Millions of Americans have now received a stimulus check from the federal government as part of the CARES Act relief plan. Individuals who have adjusted gross income under $75k ($150K for joint filers) are eligible to receive a payment of $1,200 per person plus $500 for each eligible dependent based on your 2019 or 2018 tax return information.
But before you go off and spend this new found cash, there’s a small catch you should be aware of. Technically, this is a prepayment of a refund which will be added to the 2020 tax forms. Your eligibility for this credit will be based off of your 2020 income, so if you are not eligible based off your 2020 income, it will need to be repaid with your 2020 taxes.
Who is at risk? Anyone whose earnings in 2019 or 2018 would be under the $75k (or $150k) threshold but whose 2020 income has increased above the limits. There is a phaseout range, so if you find yourself in this situation, you may only need to repay a portion of the stimulus payment.
If you need any guidance based on your personal situation, please contact me!
So, back to important matters – “Where should I spend my stimulus payment?”
1) Cover basic expenses:
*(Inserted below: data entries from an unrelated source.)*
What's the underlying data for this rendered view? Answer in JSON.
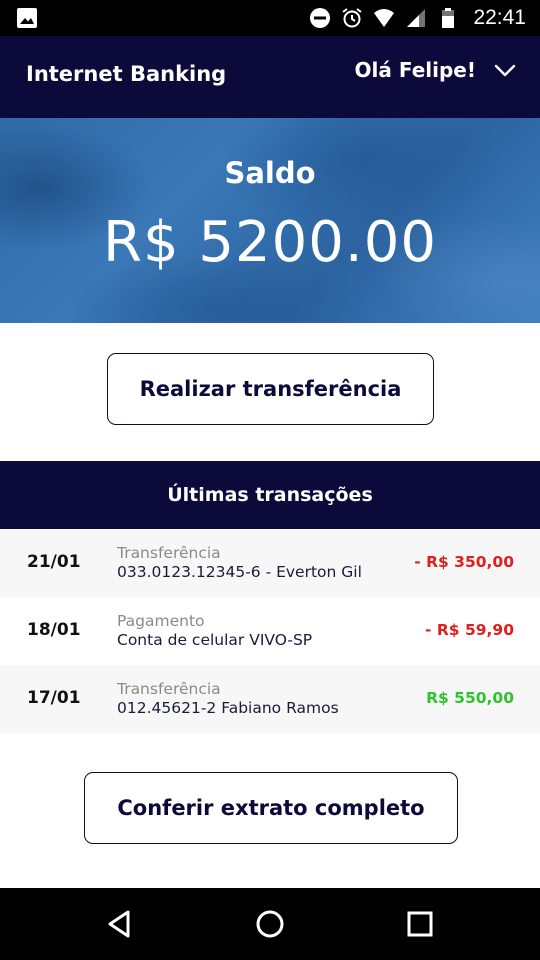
{
  "status_bar": {
    "time": "22:41",
    "left_icon": "image-icon",
    "right_icons": [
      "do-not-disturb-icon",
      "alarm-icon",
      "wifi-icon",
      "signal-icon",
      "battery-icon"
    ]
  },
  "app_bar": {
    "title": "Internet Banking",
    "greeting": "Olá Felipe!",
    "menu_icon": "chevron-down-icon"
  },
  "balance": {
    "label": "Saldo",
    "value": "R$ 5200.00"
  },
  "actions": {
    "transfer_label": "Realizar transferência",
    "statement_label": "Conferir extrato completo"
  },
  "transactions": {
    "title": "Últimas transações",
    "items": [
      {
        "date": "21/01",
        "type": "Transferência",
        "description": "033.0123.12345-6 - Everton Gil",
        "amount": "- R$ 350,00",
        "direction": "debit"
      },
      {
        "date": "18/01",
        "type": "Pagamento",
        "description": "Conta de celular VIVO-SP",
        "amount": "- R$ 59,90",
        "direction": "debit"
      },
      {
        "date": "17/01",
        "type": "Transferência",
        "description": "012.45621-2 Fabiano Ramos",
        "amount": "R$ 550,00",
        "direction": "credit"
      }
    ]
  },
  "colors": {
    "primary": "#0b0a3a",
    "debit": "#e0201c",
    "credit": "#2ec42e",
    "banner": "#3472b0"
  },
  "nav_bar": {
    "icons": [
      "back-icon",
      "home-icon",
      "recents-icon"
    ]
  }
}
Of course, the purpose of the relief package is to help Americans cover the basic necessities and expenses that may have become more difficult to afford due to reduced income or loss of work. If cash flow is an issue, use this to weather the storm and cover your basic needs – groceries, bills, medical costs, rent, mortgage, etc. Many companies, especially mortgage and utilities, are offering deferred payment options if you cannot pay your bills on time, so this may be an avenue to explore as well.
2) Pay down debt:
If you have been forced to rack up some additional credit card debt or have other outstanding debt on high interest credit cards, the may be a smart place to use the stimulus funds. Interest on credit cards can easily be north of 20% so paying them off or at least reducing them as much as possible can save a small fortune. If your stimulus check won’t eliminate all your high interest debt, consider transferring the balance to a credit card offering 0% interest. There are cards out there that will offer 0% for an introductory period which will allow you more time to pay off the debt while possibly avoiding some high interest rates for a period of time (just make sure to read the fine print on these).
We all know that we should have emergency funds set aside for a time exactly like this. If you have been fortunate enough to have kept your employment and you don’t have an immediate need to the funds, consider putting them aside to fund your emergency fund, because these are still uncertain times.
The stock market bottom in March was followed by a sharp rebound and a month of April with double digit returns across the major indexes. Clearly there are significant unknowns in the market right now, but contributing to a retirement plan with excess funds would be a great way to maximize the stimulus check and gain some tax benefits.
5) Discretionary spending:
No, I’m not saying go buy that Peloton bike, but if you are in a confident financial position, consider allocating a portion of the stimulus to some discretionary spending, after all many of us have been stuck at home for a long time now. Make sure to save the rest to boost that emergency fund!